Exercise goal =>
Look through the entries and report how many lines include the word "available". Give the number alone.
Data provided START
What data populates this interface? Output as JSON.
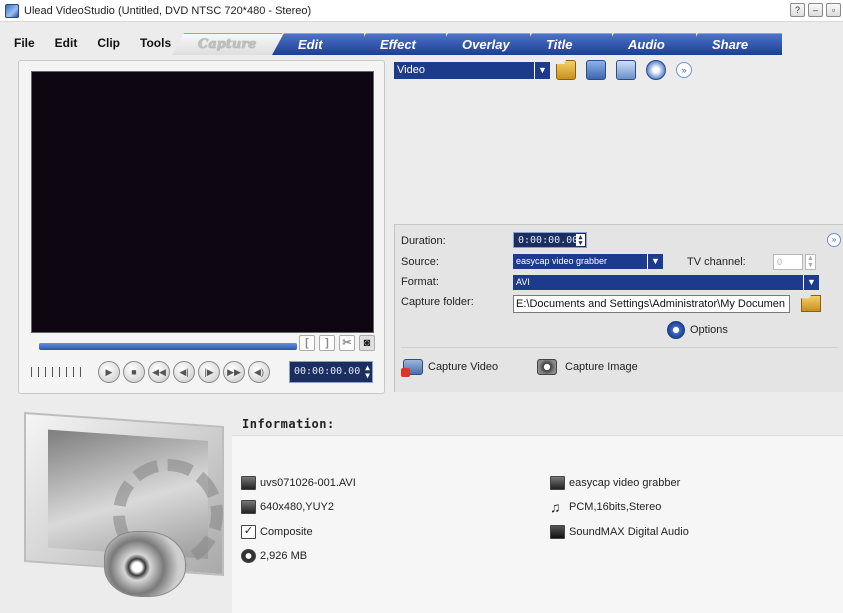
{
  "window": {
    "title": "Ulead VideoStudio (Untitled, DVD NTSC 720*480 - Stereo)",
    "buttons": [
      "?",
      "–",
      "▫"
    ]
  },
  "menu": [
    "File",
    "Edit",
    "Clip",
    "Tools"
  ],
  "tabs": [
    "Capture",
    "Edit",
    "Effect",
    "Overlay",
    "Title",
    "Audio",
    "Share"
  ],
  "active_tab": "Capture",
  "preview": {
    "timecode": "00:00:00.00",
    "trim_buttons": [
      "[",
      "]",
      "✂",
      "◙"
    ]
  },
  "source_dropdown": {
    "value": "Video"
  },
  "capture_settings": {
    "duration_label": "Duration:",
    "duration_value": "0:00:00.00",
    "source_label": "Source:",
    "source_value": "easycap video grabber",
    "tv_channel_label": "TV channel:",
    "tv_channel_value": "0",
    "format_label": "Format:",
    "format_value": "AVI",
    "folder_label": "Capture folder:",
    "folder_value": "E:\\Documents and Settings\\Administrator\\My Documen",
    "options_label": "Options",
    "capture_video_label": "Capture Video",
    "capture_image_label": "Capture Image"
  },
  "information": {
    "title": "Information:",
    "left": [
      "uvs071026-001.AVI",
      "640x480,YUY2",
      "Composite",
      "2,926 MB"
    ],
    "right": [
      "easycap video grabber",
      "PCM,16bits,Stereo",
      "SoundMAX Digital Audio"
    ]
  },
  "colors": {
    "tab_blue": "#1a3f96",
    "select_blue": "#1d3b8c",
    "timecode_bg": "#1c2e5e"
  }
}
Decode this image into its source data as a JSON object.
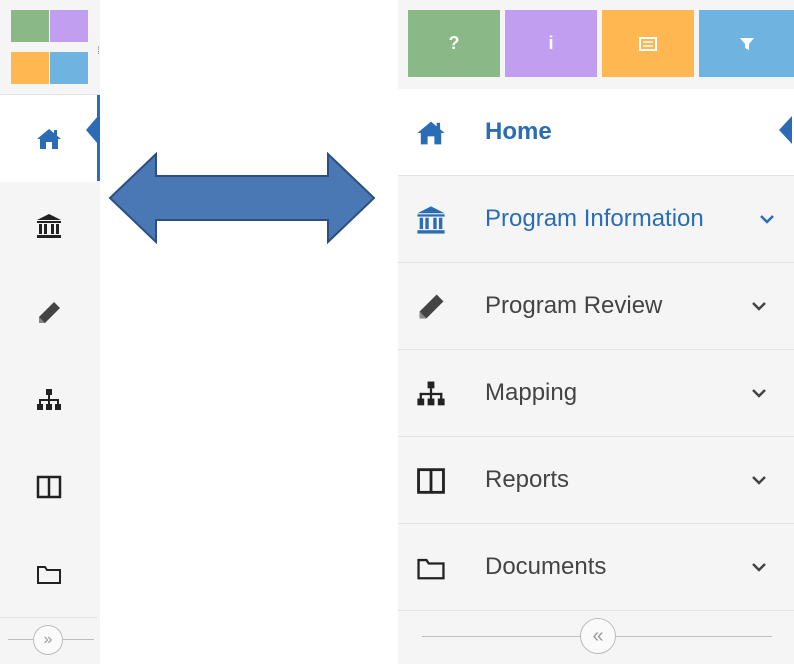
{
  "colors": {
    "accent": "#2a6db4",
    "green": "#8ab887",
    "purple": "#c29ef0",
    "orange": "#ffb752",
    "blue": "#6fb3e0",
    "arrow": "#4a78b5"
  },
  "toolbar": [
    {
      "glyph": "?",
      "icon": "help-icon",
      "color": "#8ab887"
    },
    {
      "glyph": "i",
      "icon": "info-icon",
      "color": "#c29ef0"
    },
    {
      "glyph": "",
      "icon": "list-icon",
      "color": "#ffb752"
    },
    {
      "glyph": "",
      "icon": "filter-icon",
      "color": "#6fb3e0"
    }
  ],
  "nav": {
    "items": [
      {
        "label": "Home",
        "icon": "home-icon",
        "active": true
      },
      {
        "label": "Program Information",
        "icon": "bank-icon",
        "active": false
      },
      {
        "label": "Program Review",
        "icon": "pencil-icon",
        "active": false
      },
      {
        "label": "Mapping",
        "icon": "sitemap-icon",
        "active": false
      },
      {
        "label": "Reports",
        "icon": "columns-icon",
        "active": false
      },
      {
        "label": "Documents",
        "icon": "folder-icon",
        "active": false
      }
    ]
  },
  "collapsed_toggle": "»",
  "expanded_toggle": "«"
}
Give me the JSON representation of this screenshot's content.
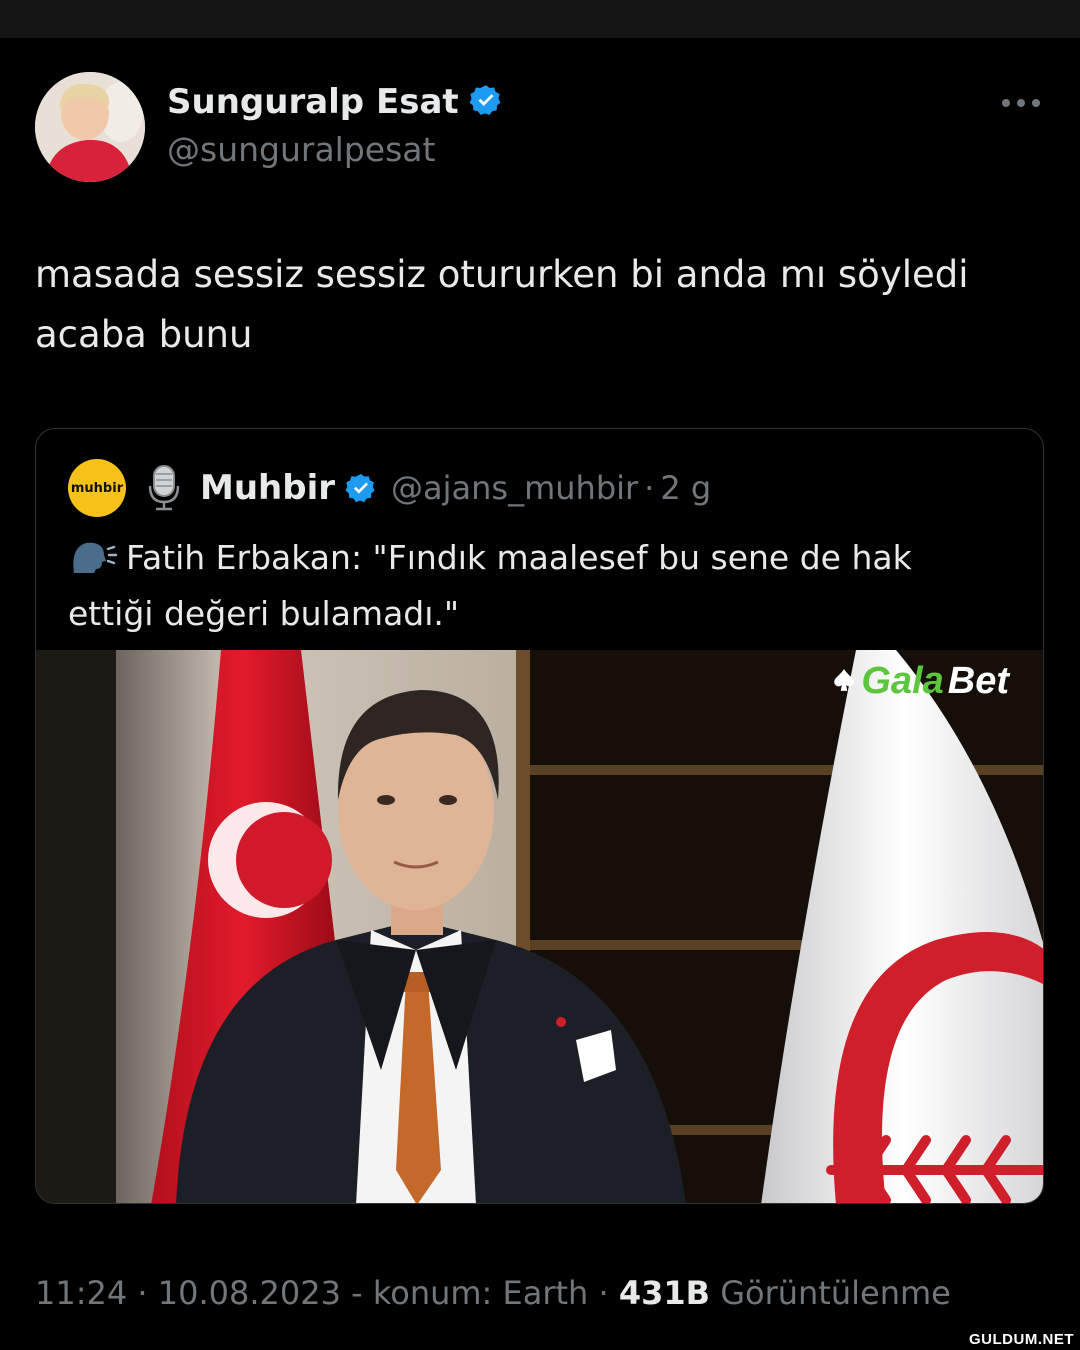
{
  "tweet": {
    "author_name": "Sunguralp Esat",
    "author_handle": "@sunguralpesat",
    "text_line1": "masada sessiz sessiz otururken bi anda mı söyledi",
    "text_line2": "acaba bunu"
  },
  "quoted": {
    "avatar_label": "muhbir",
    "name": "Muhbir",
    "handle": "@ajans_muhbir",
    "separator": "·",
    "time": "2 g",
    "text_line1": "Fatih Erbakan: \"Fındık maalesef bu sene de hak",
    "text_line2": "ettiği değeri bulamadı.\"",
    "watermark_part1": "Gala",
    "watermark_part2": "Bet"
  },
  "meta": {
    "time": "11:24",
    "sep1": "·",
    "date": "10.08.2023",
    "location": "- konum: Earth",
    "sep2": "·",
    "views": "431B",
    "views_label": "Görüntülenme"
  },
  "site_watermark": "GULDUM.NET",
  "colors": {
    "background": "#000000",
    "text": "#e7e9ea",
    "secondary": "#71767b",
    "verified": "#1d9bf0",
    "border": "#2f3336"
  },
  "icons": [
    "verified-badge-icon",
    "more-icon",
    "microphone-icon",
    "speaking-head-icon",
    "spade-icon"
  ]
}
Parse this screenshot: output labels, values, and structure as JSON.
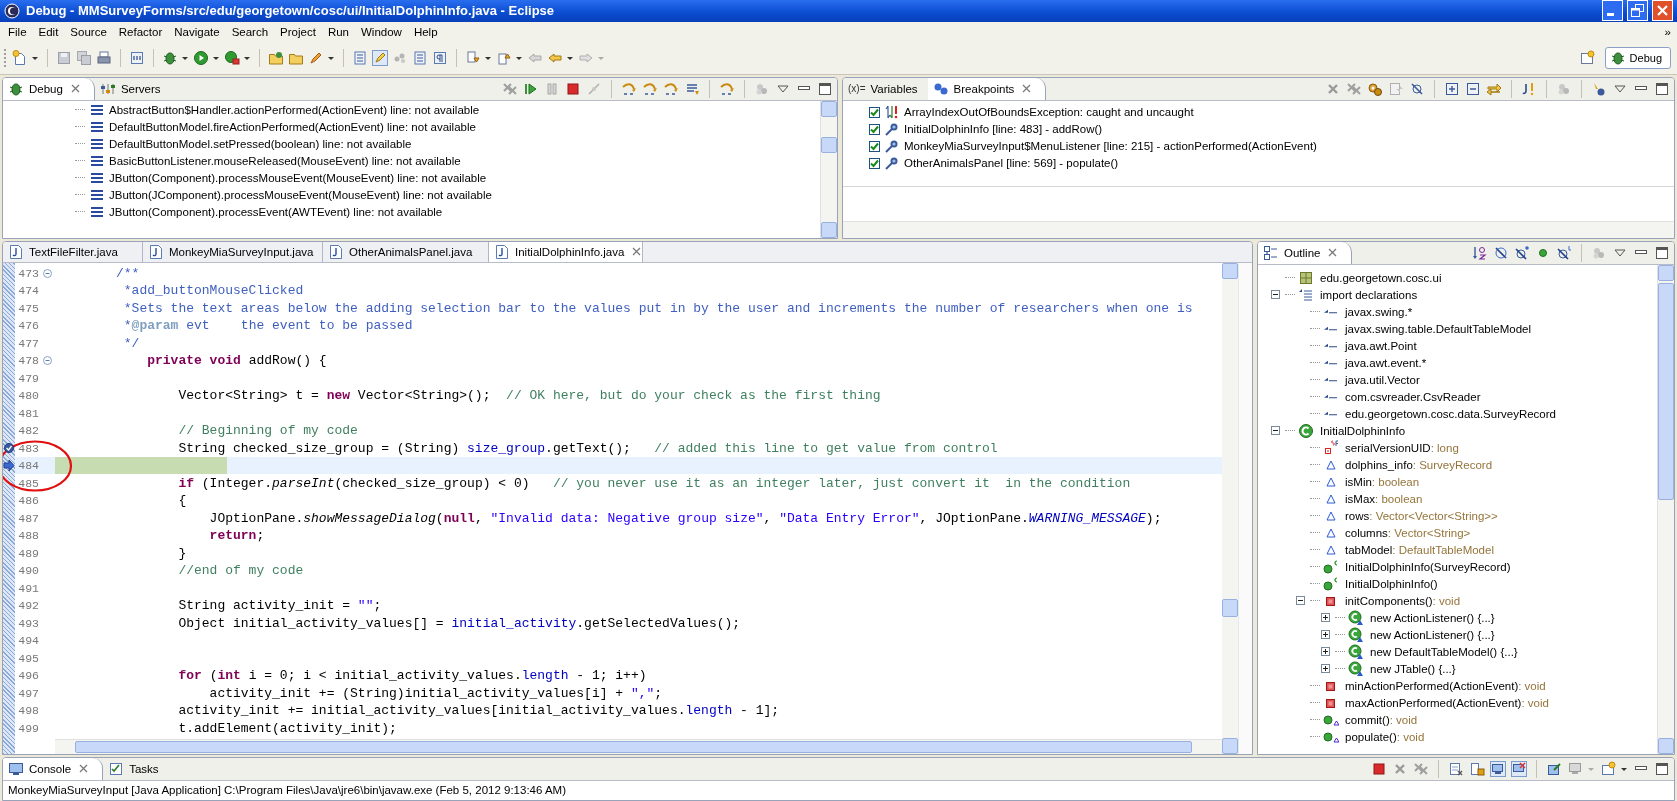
{
  "window": {
    "title": "Debug - MMSurveyForms/src/edu/georgetown/cosc/ui/InitialDolphinInfo.java - Eclipse"
  },
  "menu": [
    "File",
    "Edit",
    "Source",
    "Refactor",
    "Navigate",
    "Search",
    "Project",
    "Run",
    "Window",
    "Help"
  ],
  "menu_overflow": "»",
  "perspectives": [
    {
      "label": "Debug",
      "selected": true
    }
  ],
  "debug_view": {
    "tabs": [
      {
        "label": "Debug",
        "selected": true
      },
      {
        "label": "Servers",
        "selected": false
      }
    ],
    "frames": [
      "AbstractButton$Handler.actionPerformed(ActionEvent) line: not available",
      "DefaultButtonModel.fireActionPerformed(ActionEvent) line: not available",
      "DefaultButtonModel.setPressed(boolean) line: not available",
      "BasicButtonListener.mouseReleased(MouseEvent) line: not available",
      "JButton(Component).processMouseEvent(MouseEvent) line: not available",
      "JButton(JComponent).processMouseEvent(MouseEvent) line: not available",
      "JButton(Component).processEvent(AWTEvent) line: not available"
    ]
  },
  "breakpoints_view": {
    "tabs": [
      {
        "icon_text": "(x)=",
        "label": "Variables",
        "selected": false
      },
      {
        "label": "Breakpoints",
        "selected": true
      }
    ],
    "breakpoints": [
      {
        "kind": "exception",
        "checked": true,
        "label": "ArrayIndexOutOfBoundsException: caught and uncaught"
      },
      {
        "kind": "line",
        "checked": true,
        "label": "InitialDolphinInfo [line: 483] - addRow()"
      },
      {
        "kind": "line",
        "checked": true,
        "label": "MonkeyMiaSurveyInput$MenuListener [line: 215] - actionPerformed(ActionEvent)"
      },
      {
        "kind": "line",
        "checked": true,
        "label": "OtherAnimalsPanel [line: 569] - populate()"
      }
    ]
  },
  "editor": {
    "tabs": [
      {
        "label": "TextFileFilter.java",
        "selected": false
      },
      {
        "label": "MonkeyMiaSurveyInput.java",
        "selected": false
      },
      {
        "label": "OtherAnimalsPanel.java",
        "selected": false
      },
      {
        "label": "InitialDolphinInfo.java",
        "selected": true
      }
    ],
    "lines": [
      {
        "num": "473",
        "expanded": true,
        "segments": [
          {
            "text": "/**",
            "kind": "javadoc"
          }
        ]
      },
      {
        "num": "474",
        "segments": [
          {
            "text": " *add_buttonMouseClicked",
            "kind": "javadoc"
          }
        ]
      },
      {
        "num": "475",
        "segments": [
          {
            "text": " *Sets the text areas below the adding selection bar to the values put in by the user and increments the number of researchers when one is",
            "kind": "javadoc"
          }
        ]
      },
      {
        "num": "476",
        "segments": [
          {
            "text": " *",
            "kind": "javadoc"
          },
          {
            "text": "@param",
            "kind": "tag"
          },
          {
            "text": " evt    the event to be passed",
            "kind": "javadoc"
          }
        ]
      },
      {
        "num": "477",
        "segments": [
          {
            "text": " */",
            "kind": "javadoc"
          }
        ]
      },
      {
        "num": "478",
        "expanded": true,
        "segments": [
          {
            "text": "    private void",
            "kind": "keyword"
          },
          {
            "text": " addRow() {",
            "kind": "plain"
          }
        ]
      },
      {
        "num": "479"
      },
      {
        "num": "480",
        "segments": [
          {
            "text": "        Vector<String> t = ",
            "kind": "plain"
          },
          {
            "text": "new",
            "kind": "keyword"
          },
          {
            "text": " Vector<String>();  ",
            "kind": "plain"
          },
          {
            "text": "// OK here, but do your check as the first thing",
            "kind": "comment"
          }
        ]
      },
      {
        "num": "481"
      },
      {
        "num": "482",
        "segments": [
          {
            "text": "        // Beginning of my code",
            "kind": "comment"
          }
        ]
      },
      {
        "num": "483",
        "breakpoint": true,
        "segments": [
          {
            "text": "        String checked_size_group = (String) ",
            "kind": "plain"
          },
          {
            "text": "size_group",
            "kind": "field"
          },
          {
            "text": ".getText();   ",
            "kind": "plain"
          },
          {
            "text": "// added this line to get value from control",
            "kind": "comment"
          }
        ]
      },
      {
        "num": "484",
        "current": true
      },
      {
        "num": "485",
        "segments": [
          {
            "text": "        if",
            "kind": "keyword"
          },
          {
            "text": " (Integer.",
            "kind": "plain"
          },
          {
            "text": "parseInt",
            "kind": "static_method"
          },
          {
            "text": "(checked_size_group) < 0)   ",
            "kind": "plain"
          },
          {
            "text": "// you never use it as an integer later, just convert it  in the condition",
            "kind": "comment"
          }
        ]
      },
      {
        "num": "486",
        "segments": [
          {
            "text": "        {",
            "kind": "plain"
          }
        ]
      },
      {
        "num": "487",
        "segments": [
          {
            "text": "            JOptionPane.",
            "kind": "plain"
          },
          {
            "text": "showMessageDialog",
            "kind": "static_method"
          },
          {
            "text": "(",
            "kind": "plain"
          },
          {
            "text": "null",
            "kind": "keyword"
          },
          {
            "text": ", ",
            "kind": "plain"
          },
          {
            "text": "\"Invalid data: Negative group size\"",
            "kind": "string"
          },
          {
            "text": ", ",
            "kind": "plain"
          },
          {
            "text": "\"Data Entry Error\"",
            "kind": "string"
          },
          {
            "text": ", JOptionPane.",
            "kind": "plain"
          },
          {
            "text": "WARNING_MESSAGE",
            "kind": "static_field"
          },
          {
            "text": ");",
            "kind": "plain"
          }
        ]
      },
      {
        "num": "488",
        "segments": [
          {
            "text": "            return",
            "kind": "keyword"
          },
          {
            "text": ";",
            "kind": "plain"
          }
        ]
      },
      {
        "num": "489",
        "segments": [
          {
            "text": "        }",
            "kind": "plain"
          }
        ]
      },
      {
        "num": "490",
        "segments": [
          {
            "text": "        //end of my code",
            "kind": "comment"
          }
        ]
      },
      {
        "num": "491"
      },
      {
        "num": "492",
        "segments": [
          {
            "text": "        String activity_init = ",
            "kind": "plain"
          },
          {
            "text": "\"\"",
            "kind": "string"
          },
          {
            "text": ";",
            "kind": "plain"
          }
        ]
      },
      {
        "num": "493",
        "segments": [
          {
            "text": "        Object initial_activity_values[] = ",
            "kind": "plain"
          },
          {
            "text": "initial_activity",
            "kind": "field"
          },
          {
            "text": ".getSelectedValues();",
            "kind": "plain"
          }
        ]
      },
      {
        "num": "494"
      },
      {
        "num": "495"
      },
      {
        "num": "496",
        "segments": [
          {
            "text": "        for",
            "kind": "keyword"
          },
          {
            "text": " (",
            "kind": "plain"
          },
          {
            "text": "int",
            "kind": "keyword"
          },
          {
            "text": " i = 0; i < initial_activity_values.",
            "kind": "plain"
          },
          {
            "text": "length",
            "kind": "field"
          },
          {
            "text": " - 1; i++)",
            "kind": "plain"
          }
        ]
      },
      {
        "num": "497",
        "segments": [
          {
            "text": "            activity_init += (String)initial_activity_values[i] + ",
            "kind": "plain"
          },
          {
            "text": "\",\"",
            "kind": "string"
          },
          {
            "text": ";",
            "kind": "plain"
          }
        ]
      },
      {
        "num": "498",
        "segments": [
          {
            "text": "        activity_init += initial_activity_values[initial_activity_values.",
            "kind": "plain"
          },
          {
            "text": "length",
            "kind": "field"
          },
          {
            "text": " - 1];",
            "kind": "plain"
          }
        ]
      },
      {
        "num": "499",
        "segments": [
          {
            "text": "        t.addElement(activity_init);",
            "kind": "plain"
          }
        ]
      }
    ]
  },
  "outline": {
    "tabs": [
      {
        "label": "Outline",
        "selected": true
      }
    ],
    "items": [
      {
        "label": "edu.georgetown.cosc.ui",
        "kind": "package"
      },
      {
        "label": "import declarations",
        "kind": "imports",
        "expanded": true,
        "children": [
          {
            "label": "javax.swing.*",
            "kind": "import"
          },
          {
            "label": "javax.swing.table.DefaultTableModel",
            "kind": "import"
          },
          {
            "label": "java.awt.Point",
            "kind": "import"
          },
          {
            "label": "java.awt.event.*",
            "kind": "import"
          },
          {
            "label": "java.util.Vector",
            "kind": "import"
          },
          {
            "label": "com.csvreader.CsvReader",
            "kind": "import"
          },
          {
            "label": "edu.georgetown.cosc.data.SurveyRecord",
            "kind": "import"
          }
        ]
      },
      {
        "label": "InitialDolphinInfo",
        "kind": "class",
        "expanded": true,
        "children": [
          {
            "label": "serialVersionUID",
            "type": ": long",
            "kind": "static_field"
          },
          {
            "label": "dolphins_info",
            "type": ": SurveyRecord",
            "kind": "field"
          },
          {
            "label": "isMin",
            "type": ": boolean",
            "kind": "field"
          },
          {
            "label": "isMax",
            "type": ": boolean",
            "kind": "field"
          },
          {
            "label": "rows",
            "type": ": Vector<Vector<String>>",
            "kind": "field"
          },
          {
            "label": "columns",
            "type": ": Vector<String>",
            "kind": "field"
          },
          {
            "label": "tabModel",
            "type": ": DefaultTableModel",
            "kind": "field"
          },
          {
            "label": "InitialDolphinInfo(SurveyRecord)",
            "kind": "constructor"
          },
          {
            "label": "InitialDolphinInfo()",
            "kind": "constructor"
          },
          {
            "label": "initComponents()",
            "type": ": void",
            "kind": "private_method",
            "expanded": true,
            "children": [
              {
                "label": "new ActionListener() {...}",
                "kind": "anonymous",
                "expanded": false
              },
              {
                "label": "new ActionListener() {...}",
                "kind": "anonymous",
                "expanded": false
              },
              {
                "label": "new DefaultTableModel() {...}",
                "kind": "anonymous",
                "expanded": false
              },
              {
                "label": "new JTable() {...}",
                "kind": "anonymous",
                "expanded": false
              }
            ]
          },
          {
            "label": "minActionPerformed(ActionEvent)",
            "type": ": void",
            "kind": "private_method"
          },
          {
            "label": "maxActionPerformed(ActionEvent)",
            "type": ": void",
            "kind": "private_method"
          },
          {
            "label": "commit()",
            "type": ": void",
            "kind": "method"
          },
          {
            "label": "populate()",
            "type": ": void",
            "kind": "method"
          }
        ]
      }
    ]
  },
  "console": {
    "tabs": [
      {
        "label": "Console",
        "selected": true
      },
      {
        "label": "Tasks",
        "selected": false
      }
    ],
    "text": "MonkeyMiaSurveyInput [Java Application] C:\\Program Files\\Java\\jre6\\bin\\javaw.exe (Feb 5, 2012 9:13:46 AM)"
  }
}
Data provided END
Task output =>
7